"Embedded" is the buzzword reflecting many trends in device manufacturing. Electronics are being integrated into our daily lives more and more – and almost invisibly. To make this possible, smart electronics are being included in a whole range of products, and this tendency is on the rise. Many smart products, whether in IoT, Industry 4.0, or AAL, are then fitted into a digital ecosystem to guarantee us maximum flexibility in our daily lives. Examples of this include our ability to operate the appliances in our homes by speech, the simplification of ordering processes thanks to Dash buttons, and similar innovations. Furthermore, we find ourselves to be mere users of autonomous vehicles and place our lives in the hands of a number of sensors/actuators and a CPU. All of these uses illustrate clearly the manifold demands made of a simple device. However, the value-creation chains must also satisfy requirements with regard to efficiency, effectiveness, quality, and environmental awareness. This results in an ever further-reaching and deeper fusion of hardware and software. As early as the product idea stage, the enormous number of requirements presents developers and implementers with completely new challenges, as, even in a globalized world, the products are subject to the regulations of individual countries.
Wherever you look, and whatever area of electronics manufacturing you are in, the developments within IoT and Industry 4.0 affect everyone. At the EMS production locations, the establishment of wide-ranging networking with customers is beginning to crystallize as an important factor in securing orders. Service providers are included in the job chain as early as the development of new products in order to guarantee trouble-free scalability from the prototype to large-series production. The wide experience of the service providers is highly valued. There is, however, one shortcoming when it comes to the extensive digitalization of all process data. Experience cannot be digitalized as quickly as automation is marching forward. That gives operators a higher importance, as production systems can only be adapted gradually to real usage conditions. Here, a great deal of tact is required, as an extension of pure data capture will not, in itself, result in an improvement in the areas of quality, throughput, or efficiency. Only smart data mining promises new knowledge as well as the ability to achieve increases in production output.
The production line at SMT 2017 will continue to place its technical emphasis on the quickest possible adaptability of production systems to the products being manufactured. It will give a live demonstration of the ways in which individual machines and devices can adapt to the product. In addition, there will be a more intense discussion of communication between individual machines. The interaction between humans and systems on the one hand and the various software solutions in place on the other can be used to provide a realistic demonstration of the possibilities – as well as the advantages and disadvantages – offered to a production system by the deep integration of various hardware and software solutions. Trends will be highlighted and variants will be looked at to show the direction that various networking efforts are taking.
Some innovations will include presenting machines that are taking their first steps onto the market, but also demonstrating some of the recent evolutionary successes of established machine manufacturers.
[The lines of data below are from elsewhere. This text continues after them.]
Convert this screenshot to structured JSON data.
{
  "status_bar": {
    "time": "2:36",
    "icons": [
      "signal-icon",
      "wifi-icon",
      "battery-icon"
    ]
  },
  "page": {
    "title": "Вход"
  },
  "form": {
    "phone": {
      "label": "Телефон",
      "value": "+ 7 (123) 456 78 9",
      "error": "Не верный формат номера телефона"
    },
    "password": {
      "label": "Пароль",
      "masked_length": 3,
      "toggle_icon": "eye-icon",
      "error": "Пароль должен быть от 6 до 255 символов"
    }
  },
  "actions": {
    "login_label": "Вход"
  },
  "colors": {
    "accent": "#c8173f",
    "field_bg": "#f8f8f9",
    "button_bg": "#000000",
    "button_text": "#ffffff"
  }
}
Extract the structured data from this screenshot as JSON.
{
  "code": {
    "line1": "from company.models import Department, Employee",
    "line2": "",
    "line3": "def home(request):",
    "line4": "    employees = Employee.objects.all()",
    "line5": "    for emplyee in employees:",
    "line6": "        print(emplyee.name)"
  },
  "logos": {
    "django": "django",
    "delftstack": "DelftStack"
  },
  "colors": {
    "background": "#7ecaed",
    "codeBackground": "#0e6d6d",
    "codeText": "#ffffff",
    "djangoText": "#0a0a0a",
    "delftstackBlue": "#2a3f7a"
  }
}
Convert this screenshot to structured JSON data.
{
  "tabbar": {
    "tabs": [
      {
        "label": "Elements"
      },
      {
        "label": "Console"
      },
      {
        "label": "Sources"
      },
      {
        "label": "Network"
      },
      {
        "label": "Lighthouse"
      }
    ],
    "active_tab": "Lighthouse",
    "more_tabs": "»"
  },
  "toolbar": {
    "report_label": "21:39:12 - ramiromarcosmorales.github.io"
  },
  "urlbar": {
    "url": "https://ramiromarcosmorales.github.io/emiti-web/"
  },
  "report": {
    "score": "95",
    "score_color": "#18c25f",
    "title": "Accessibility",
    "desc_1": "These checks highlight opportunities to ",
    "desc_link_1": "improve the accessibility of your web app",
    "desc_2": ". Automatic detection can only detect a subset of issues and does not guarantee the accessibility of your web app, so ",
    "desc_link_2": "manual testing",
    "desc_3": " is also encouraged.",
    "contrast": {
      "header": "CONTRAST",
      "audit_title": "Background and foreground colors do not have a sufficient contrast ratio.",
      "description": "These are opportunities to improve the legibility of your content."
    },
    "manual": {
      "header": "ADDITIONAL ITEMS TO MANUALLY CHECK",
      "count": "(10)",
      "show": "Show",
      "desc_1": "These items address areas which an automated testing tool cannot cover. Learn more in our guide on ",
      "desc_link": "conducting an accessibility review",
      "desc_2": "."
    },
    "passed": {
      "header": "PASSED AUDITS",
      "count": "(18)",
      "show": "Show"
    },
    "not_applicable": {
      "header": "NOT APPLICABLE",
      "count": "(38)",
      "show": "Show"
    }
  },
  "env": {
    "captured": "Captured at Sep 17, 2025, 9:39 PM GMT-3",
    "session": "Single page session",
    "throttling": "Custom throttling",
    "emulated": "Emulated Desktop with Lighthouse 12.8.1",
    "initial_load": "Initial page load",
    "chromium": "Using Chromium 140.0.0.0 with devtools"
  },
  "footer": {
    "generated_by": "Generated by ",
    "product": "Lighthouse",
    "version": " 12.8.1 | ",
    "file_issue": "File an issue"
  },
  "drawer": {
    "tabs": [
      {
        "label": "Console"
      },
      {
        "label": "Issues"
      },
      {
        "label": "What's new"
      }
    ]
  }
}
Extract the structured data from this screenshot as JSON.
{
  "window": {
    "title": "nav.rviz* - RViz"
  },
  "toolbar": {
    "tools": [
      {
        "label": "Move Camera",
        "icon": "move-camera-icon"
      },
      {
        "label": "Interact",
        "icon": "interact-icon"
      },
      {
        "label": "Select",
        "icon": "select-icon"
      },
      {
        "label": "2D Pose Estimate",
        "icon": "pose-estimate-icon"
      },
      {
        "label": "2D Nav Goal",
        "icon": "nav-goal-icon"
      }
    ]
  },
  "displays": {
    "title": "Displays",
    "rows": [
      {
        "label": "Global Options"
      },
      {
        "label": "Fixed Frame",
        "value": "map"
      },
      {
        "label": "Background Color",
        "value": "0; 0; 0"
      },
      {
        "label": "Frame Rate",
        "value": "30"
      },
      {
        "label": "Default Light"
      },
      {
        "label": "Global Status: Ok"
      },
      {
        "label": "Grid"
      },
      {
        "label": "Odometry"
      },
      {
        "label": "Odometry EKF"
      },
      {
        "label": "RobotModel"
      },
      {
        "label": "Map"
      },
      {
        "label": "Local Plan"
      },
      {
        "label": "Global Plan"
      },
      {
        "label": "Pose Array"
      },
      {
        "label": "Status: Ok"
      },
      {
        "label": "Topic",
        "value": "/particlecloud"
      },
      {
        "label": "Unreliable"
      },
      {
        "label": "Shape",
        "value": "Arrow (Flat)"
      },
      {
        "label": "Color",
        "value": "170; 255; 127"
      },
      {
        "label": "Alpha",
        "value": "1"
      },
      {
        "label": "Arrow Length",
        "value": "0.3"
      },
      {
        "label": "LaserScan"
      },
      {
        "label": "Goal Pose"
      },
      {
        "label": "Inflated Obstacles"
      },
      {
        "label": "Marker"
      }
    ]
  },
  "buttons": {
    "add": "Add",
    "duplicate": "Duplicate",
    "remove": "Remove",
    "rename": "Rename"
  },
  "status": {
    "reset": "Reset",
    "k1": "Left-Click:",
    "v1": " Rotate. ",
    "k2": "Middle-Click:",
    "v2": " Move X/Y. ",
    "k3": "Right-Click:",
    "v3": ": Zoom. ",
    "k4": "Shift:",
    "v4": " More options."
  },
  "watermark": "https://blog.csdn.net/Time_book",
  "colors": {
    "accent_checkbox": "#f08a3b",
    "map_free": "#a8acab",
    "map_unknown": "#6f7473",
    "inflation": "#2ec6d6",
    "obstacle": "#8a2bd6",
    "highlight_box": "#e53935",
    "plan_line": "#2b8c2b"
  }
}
In addition to the familiar line tours with commentary, at the 2017 event there will also be a comprehensive software demonstration. Special discussion will be dedicated to issues such as trouble-free software integration, expanded machine interaction, and smart data mining. Production, tracing, and reporting systems can be tested and examined at visitors’ leisure.